Updated: Aug 29, 2019
The other day when I pulled my cart out to drive I noticed that my seat felt like it was tipped back quite a bit after I sat in it. I had my son come out and take a few photos and sure enough there was quite a tilt!
My Handsome Hubby had today off so after church, I asked him to come out and help me figure out how to fix this. I sat in the cart to show him how it was tipping. He held the shafts and there wasn’t any weight in them. The cart was well balanced. He said he didn’t really see a problem. LOL! Well the problem is I’m a perfectionist and I know that the seat doesn’t have to tip like that. And in fact it seems to me if it is tipping then something is still not adjusted correctly.

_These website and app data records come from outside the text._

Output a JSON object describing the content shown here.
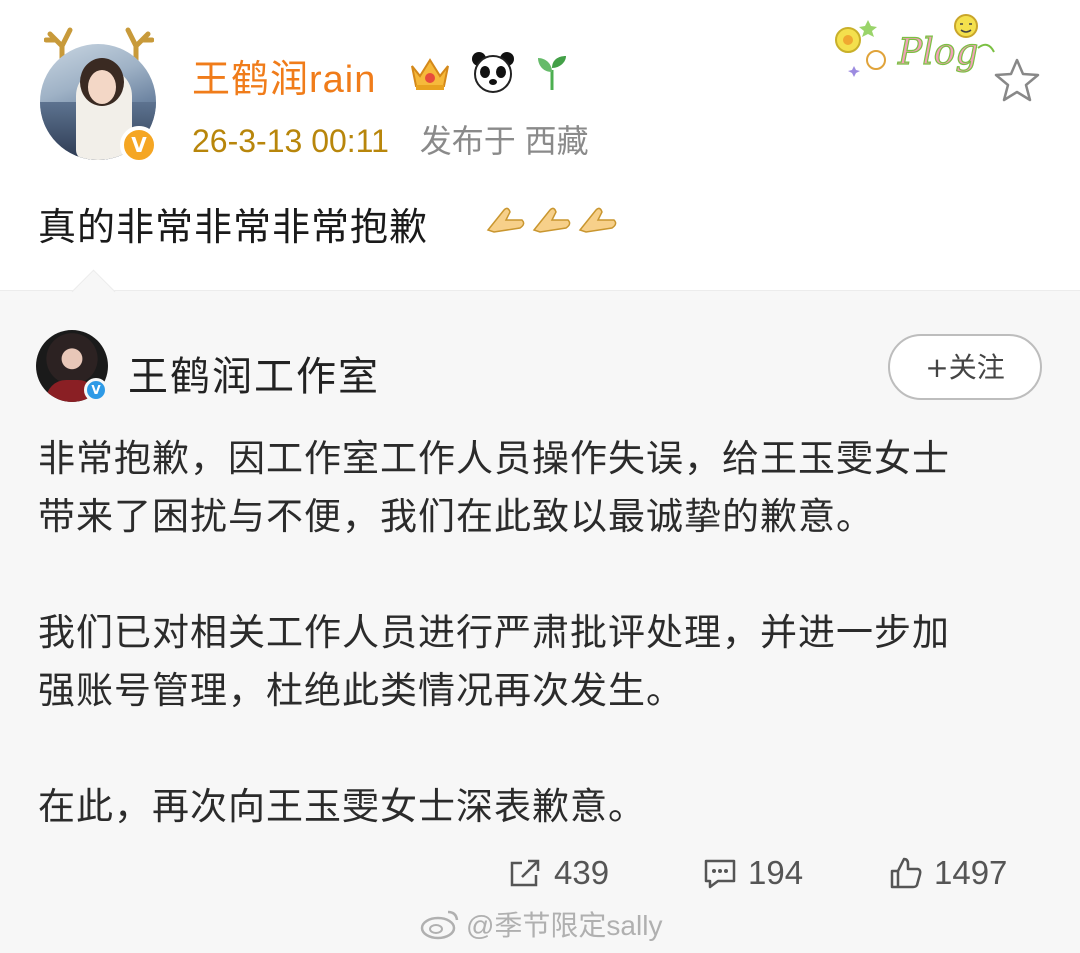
{
  "post": {
    "username": "王鹤润rain",
    "timestamp": "26-3-13 00:11",
    "location": "发布于 西藏",
    "text": "真的非常非常非常抱歉",
    "emoji_count": 3,
    "badges": [
      "crown-icon",
      "panda-icon",
      "sprout-icon"
    ],
    "sticker": "Plog"
  },
  "repost": {
    "author": "王鹤润工作室",
    "follow_label": "+关注",
    "paragraphs": [
      "非常抱歉，因工作室工作人员操作失误，给王玉雯女士",
      "带来了困扰与不便，我们在此致以最诚挚的歉意。",
      "",
      "我们已对相关工作人员进行严肃批评处理，并进一步加",
      "强账号管理，杜绝此类情况再次发生。",
      "",
      "在此，再次向王玉雯女士深表歉意。"
    ],
    "actions": {
      "share": "439",
      "comment": "194",
      "like": "1497"
    }
  },
  "watermark": "@季节限定sally",
  "colors": {
    "username": "#f07c1a",
    "verified_orange": "#f5a623",
    "verified_blue": "#2e9ae6",
    "repost_bg": "#f7f7f7"
  }
}
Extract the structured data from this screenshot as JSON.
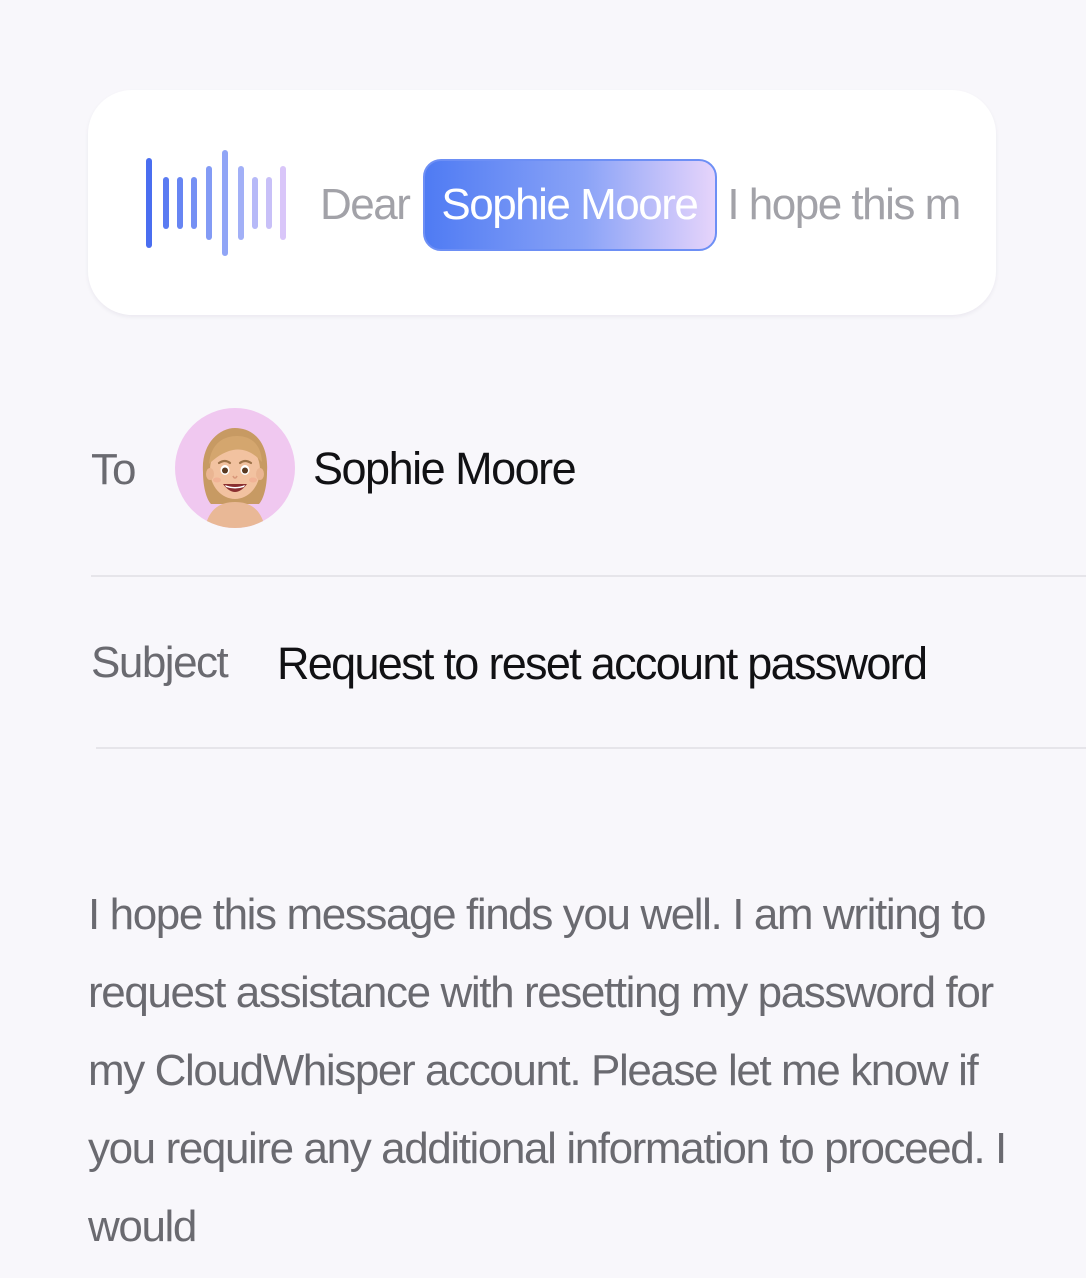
{
  "voice_card": {
    "word_before": "Dear",
    "highlighted_name": "Sophie Moore",
    "text_after": "I hope this m"
  },
  "recipient": {
    "label": "To",
    "name": "Sophie Moore",
    "avatar_icon": "memoji-avatar-icon",
    "avatar_bg": "#f0c8f0"
  },
  "subject": {
    "label": "Subject",
    "value": "Request to reset account password"
  },
  "body": {
    "text": "I hope this message finds you well. I am writing to request assistance with resetting my password for my CloudWhisper account. Please let me know if you require any additional information to proceed. I would"
  },
  "colors": {
    "accent_blue": "#4f7bf3",
    "accent_lavender": "#e6d4fb",
    "background": "#f8f7fb"
  }
}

So we spent quite a bit of time studying our set up. Did we need to move the suspension kit forward or backward? We couldn’t really move the seat forward or the balance was going to be off. We decided we couldn’t really move the suspension kit forward or it was going to be very difficult to get INTO the cart as the wheels would cover the side opening. Hmmm. If we moved the suspension kit backwards then I felt we would have a very hard time keeping the end of the shafts light enough.
Handsome Hubby was sitting in the cart. He noticed that the seat in relation to the axle and where the wheels sit is important to the balance and we had that pretty much perfect. He wiggled around, bounced around and had me lower and lift the ends of the shafts. He said “the height of the horse matters in the balance of the cart too right?” and I said “YES.” (And here I would like to add that before I had the suspension kit it would have been very difficult to balance my cart to a smaller A sized mini. Now with the suspension kit I could easily balance it to a smaller mini and it would ride very nicely.) Anyway, back to my story. He asked if we could adjust the height of the shafts! And I said YES!
So we hauled the cart back into the garage and raised my shafts another hole. (And in so doing I realized that I had told you incorrectly how to raise and lower the shafts. It had been a while since I had done that kind of adjustment on my cart. I went back and fixed it so it’s all good!) We moved the brace back one hole, closer to the front of the cart and raised the shafts no more than 2″ total. The photos are deceiving because the back of the shaft actually lowers a bit in order for the front of the shafts to lift up.
After we did this the seat was level! And I mean the bubble was in the center of the level, level! What an easy fix that was and shows exactly how important the height of your shafts is to the overall balance of the cart.
These two photos were taken one day apart. I think it’s so interesting to study things like this!
The moral of this story is… getting the balance right on your cart takes constant tweaking and adjusting. Don’t be afraid to try something, anything, to get things to look right! And just because it feels balanced doesn’t mean everything is actually adjusted correctly. This goes for cart and harness. I’ll go into harness adjustments more as Sky sheds out. I know I need to touch on saddle fit, crupper adjustments and breeching to round out my harness posts. Don’t worry, I haven’t forgotten!